If you had to suggest 3 of these to someone who appears to be interested in things similar to you, which would you suggest? (I need more books to read)
Well, I like to read about a lot of different things so it is hard to answer this question without knowing about your preferences, but I’ll try (not in order, and more than 3, sorry):
The Book of Disquiet by Fernando Pessoa
This is one of the few books I love to return to. It’s a difficult book to describe: there is no plot, the chapters are usually very short and fragmented (the writings were found and assembled after Pessoa’s death), and it’s some kind of “factless autobiography.” It’s basically a collection of small vignettes and reflections on life, loneliness, love, friendship, social interactions, and so on. The prose is beautiful, poetic, and very melancholic. If you’re an introvert, you’ll probably enjoy it even more. I’ve posted a few excerpts in the past if you want to check it out: http://sunrec.tumblr.com/tagged/the+book+of+disquiet
Society of the Spectacle by Guy Debord

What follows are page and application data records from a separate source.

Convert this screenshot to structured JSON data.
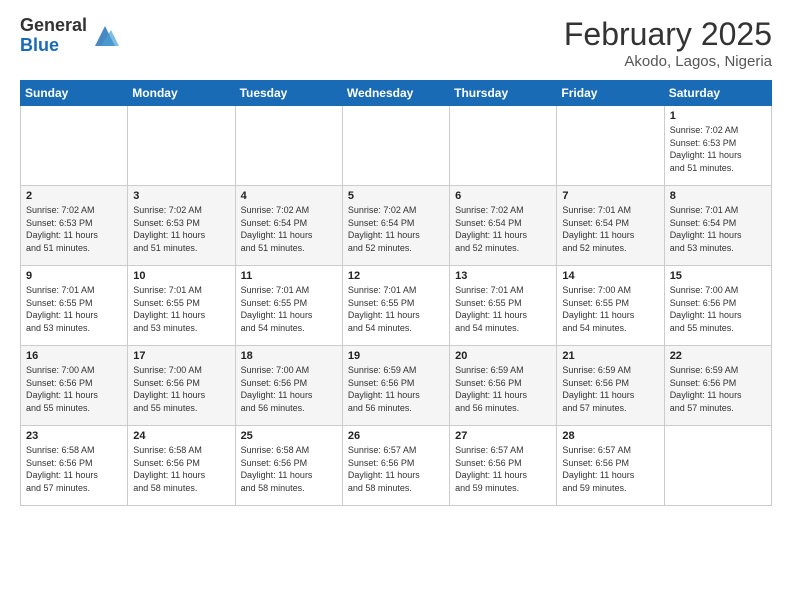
{
  "header": {
    "logo_general": "General",
    "logo_blue": "Blue",
    "title": "February 2025",
    "subtitle": "Akodo, Lagos, Nigeria"
  },
  "weekdays": [
    "Sunday",
    "Monday",
    "Tuesday",
    "Wednesday",
    "Thursday",
    "Friday",
    "Saturday"
  ],
  "weeks": [
    [
      {
        "date": "",
        "info": ""
      },
      {
        "date": "",
        "info": ""
      },
      {
        "date": "",
        "info": ""
      },
      {
        "date": "",
        "info": ""
      },
      {
        "date": "",
        "info": ""
      },
      {
        "date": "",
        "info": ""
      },
      {
        "date": "1",
        "info": "Sunrise: 7:02 AM\nSunset: 6:53 PM\nDaylight: 11 hours\nand 51 minutes."
      }
    ],
    [
      {
        "date": "2",
        "info": "Sunrise: 7:02 AM\nSunset: 6:53 PM\nDaylight: 11 hours\nand 51 minutes."
      },
      {
        "date": "3",
        "info": "Sunrise: 7:02 AM\nSunset: 6:53 PM\nDaylight: 11 hours\nand 51 minutes."
      },
      {
        "date": "4",
        "info": "Sunrise: 7:02 AM\nSunset: 6:54 PM\nDaylight: 11 hours\nand 51 minutes."
      },
      {
        "date": "5",
        "info": "Sunrise: 7:02 AM\nSunset: 6:54 PM\nDaylight: 11 hours\nand 52 minutes."
      },
      {
        "date": "6",
        "info": "Sunrise: 7:02 AM\nSunset: 6:54 PM\nDaylight: 11 hours\nand 52 minutes."
      },
      {
        "date": "7",
        "info": "Sunrise: 7:01 AM\nSunset: 6:54 PM\nDaylight: 11 hours\nand 52 minutes."
      },
      {
        "date": "8",
        "info": "Sunrise: 7:01 AM\nSunset: 6:54 PM\nDaylight: 11 hours\nand 53 minutes."
      }
    ],
    [
      {
        "date": "9",
        "info": "Sunrise: 7:01 AM\nSunset: 6:55 PM\nDaylight: 11 hours\nand 53 minutes."
      },
      {
        "date": "10",
        "info": "Sunrise: 7:01 AM\nSunset: 6:55 PM\nDaylight: 11 hours\nand 53 minutes."
      },
      {
        "date": "11",
        "info": "Sunrise: 7:01 AM\nSunset: 6:55 PM\nDaylight: 11 hours\nand 54 minutes."
      },
      {
        "date": "12",
        "info": "Sunrise: 7:01 AM\nSunset: 6:55 PM\nDaylight: 11 hours\nand 54 minutes."
      },
      {
        "date": "13",
        "info": "Sunrise: 7:01 AM\nSunset: 6:55 PM\nDaylight: 11 hours\nand 54 minutes."
      },
      {
        "date": "14",
        "info": "Sunrise: 7:00 AM\nSunset: 6:55 PM\nDaylight: 11 hours\nand 54 minutes."
      },
      {
        "date": "15",
        "info": "Sunrise: 7:00 AM\nSunset: 6:56 PM\nDaylight: 11 hours\nand 55 minutes."
      }
    ],
    [
      {
        "date": "16",
        "info": "Sunrise: 7:00 AM\nSunset: 6:56 PM\nDaylight: 11 hours\nand 55 minutes."
      },
      {
        "date": "17",
        "info": "Sunrise: 7:00 AM\nSunset: 6:56 PM\nDaylight: 11 hours\nand 55 minutes."
      },
      {
        "date": "18",
        "info": "Sunrise: 7:00 AM\nSunset: 6:56 PM\nDaylight: 11 hours\nand 56 minutes."
      },
      {
        "date": "19",
        "info": "Sunrise: 6:59 AM\nSunset: 6:56 PM\nDaylight: 11 hours\nand 56 minutes."
      },
      {
        "date": "20",
        "info": "Sunrise: 6:59 AM\nSunset: 6:56 PM\nDaylight: 11 hours\nand 56 minutes."
      },
      {
        "date": "21",
        "info": "Sunrise: 6:59 AM\nSunset: 6:56 PM\nDaylight: 11 hours\nand 57 minutes."
      },
      {
        "date": "22",
        "info": "Sunrise: 6:59 AM\nSunset: 6:56 PM\nDaylight: 11 hours\nand 57 minutes."
      }
    ],
    [
      {
        "date": "23",
        "info": "Sunrise: 6:58 AM\nSunset: 6:56 PM\nDaylight: 11 hours\nand 57 minutes."
      },
      {
        "date": "24",
        "info": "Sunrise: 6:58 AM\nSunset: 6:56 PM\nDaylight: 11 hours\nand 58 minutes."
      },
      {
        "date": "25",
        "info": "Sunrise: 6:58 AM\nSunset: 6:56 PM\nDaylight: 11 hours\nand 58 minutes."
      },
      {
        "date": "26",
        "info": "Sunrise: 6:57 AM\nSunset: 6:56 PM\nDaylight: 11 hours\nand 58 minutes."
      },
      {
        "date": "27",
        "info": "Sunrise: 6:57 AM\nSunset: 6:56 PM\nDaylight: 11 hours\nand 59 minutes."
      },
      {
        "date": "28",
        "info": "Sunrise: 6:57 AM\nSunset: 6:56 PM\nDaylight: 11 hours\nand 59 minutes."
      },
      {
        "date": "",
        "info": ""
      }
    ]
  ]
}
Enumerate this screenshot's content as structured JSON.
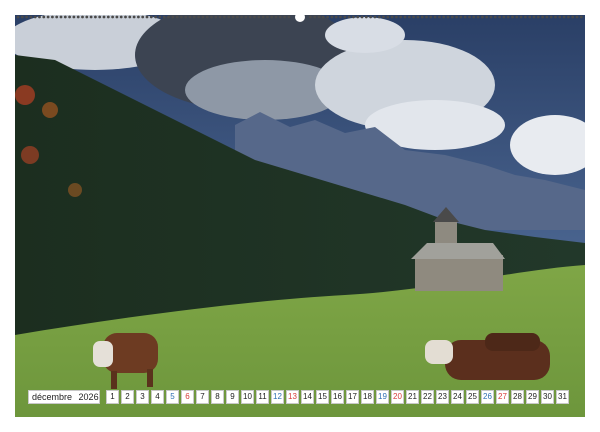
{
  "calendar": {
    "month": "décembre",
    "year": "2026",
    "days": [
      {
        "n": "1",
        "k": "w"
      },
      {
        "n": "2",
        "k": "w"
      },
      {
        "n": "3",
        "k": "w"
      },
      {
        "n": "4",
        "k": "w"
      },
      {
        "n": "5",
        "k": "sat"
      },
      {
        "n": "6",
        "k": "sun"
      },
      {
        "n": "7",
        "k": "w"
      },
      {
        "n": "8",
        "k": "w"
      },
      {
        "n": "9",
        "k": "w"
      },
      {
        "n": "10",
        "k": "w"
      },
      {
        "n": "11",
        "k": "w"
      },
      {
        "n": "12",
        "k": "sat"
      },
      {
        "n": "13",
        "k": "sun"
      },
      {
        "n": "14",
        "k": "w"
      },
      {
        "n": "15",
        "k": "w"
      },
      {
        "n": "16",
        "k": "w"
      },
      {
        "n": "17",
        "k": "w"
      },
      {
        "n": "18",
        "k": "w"
      },
      {
        "n": "19",
        "k": "sat"
      },
      {
        "n": "20",
        "k": "sun"
      },
      {
        "n": "21",
        "k": "w"
      },
      {
        "n": "22",
        "k": "w"
      },
      {
        "n": "23",
        "k": "w"
      },
      {
        "n": "24",
        "k": "w"
      },
      {
        "n": "25",
        "k": "w"
      },
      {
        "n": "26",
        "k": "sat"
      },
      {
        "n": "27",
        "k": "sun"
      },
      {
        "n": "28",
        "k": "w"
      },
      {
        "n": "29",
        "k": "w"
      },
      {
        "n": "30",
        "k": "w"
      },
      {
        "n": "31",
        "k": "w"
      }
    ]
  },
  "colors": {
    "saturday": "#2f6fb3",
    "sunday": "#d83a3a"
  }
}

This one is not an easy read for some people, but it’s written in aphoristic form so it is easy to re-read a passage if you need to understand it better. It critiques the effects of advertising, the media, and the consumerist society in general on individuals and social relations. It was written over 30 years ago, but it’s more relevant today than ever before, and it will change the way you see things.
The Unbearable Lightness of Being by Milan Kundera
One of my favorite novel. It’s a mix of story-telling and philosophical speculations about love, relationships, and the meaning of life. It’s set around the 1968 Soviet invasion of Czechoslovakia and you follow four different characters whose lives are intertwined. One thing I really liked is the fact that the narrator often talks directly to the reader about philosophy, introducing concepts that relate to the story, life in general, or just talk about the characters themselves. It creates some kind of intimate relationship between you, the narrator, and the characters. It’s a wonderful and thought provoking read. I never wanted it to end.
In Cold Blood by Truman Capote
This is one of the most fascinating and disturbing book I’ve ever read. It tells the true story of a family of four that was murdered by two young men in Kansas in 1959. It reconstructs the lives/psychologies of the murderers and their victims, the murder itself, the investigation that led to the capture, the trial, and execution of the killers. It’s a disturbing, but the writing is absolutely wonderful and very captivating. A true crime masterpiece.
Notes from Underground by Fyodor Dostoyevsky
Here’s why you should read it: http://sunrec.tumblr.com/post/68689535286/on-dostoyevskys-notes-from-underground
Bury my Heart at Wounded Knee by Dee Brown
I grew up in France and I never learned about native Americans in school so I started reading a few books about this history when I moved to North America, and this is one of my favorite. It focuses on the Indian Wars of the American West throughout the 19th century. It’s very sad, but it’s a must read, especially if you live in NA.
The Fall by Albert Camus
I love Camus, and this is one of his best work. It’s a short read but it’s deep and hilarious at the same time, and it gets better with each re-reading. It is a series of monologues by an ex-lawyer you meet in a bar in Amsterdam who tells you his life story, and reflects on the absurdities of life and society.
These books are not necessarily the best books I’ve read, but I enjoyed them a lot and they’re pretty accessible and relatively short, so I like to recommend them. Anyway, I hope this answers your question, and if you’re looking for something more specific, let me know. You can also find me on Goodreads. :)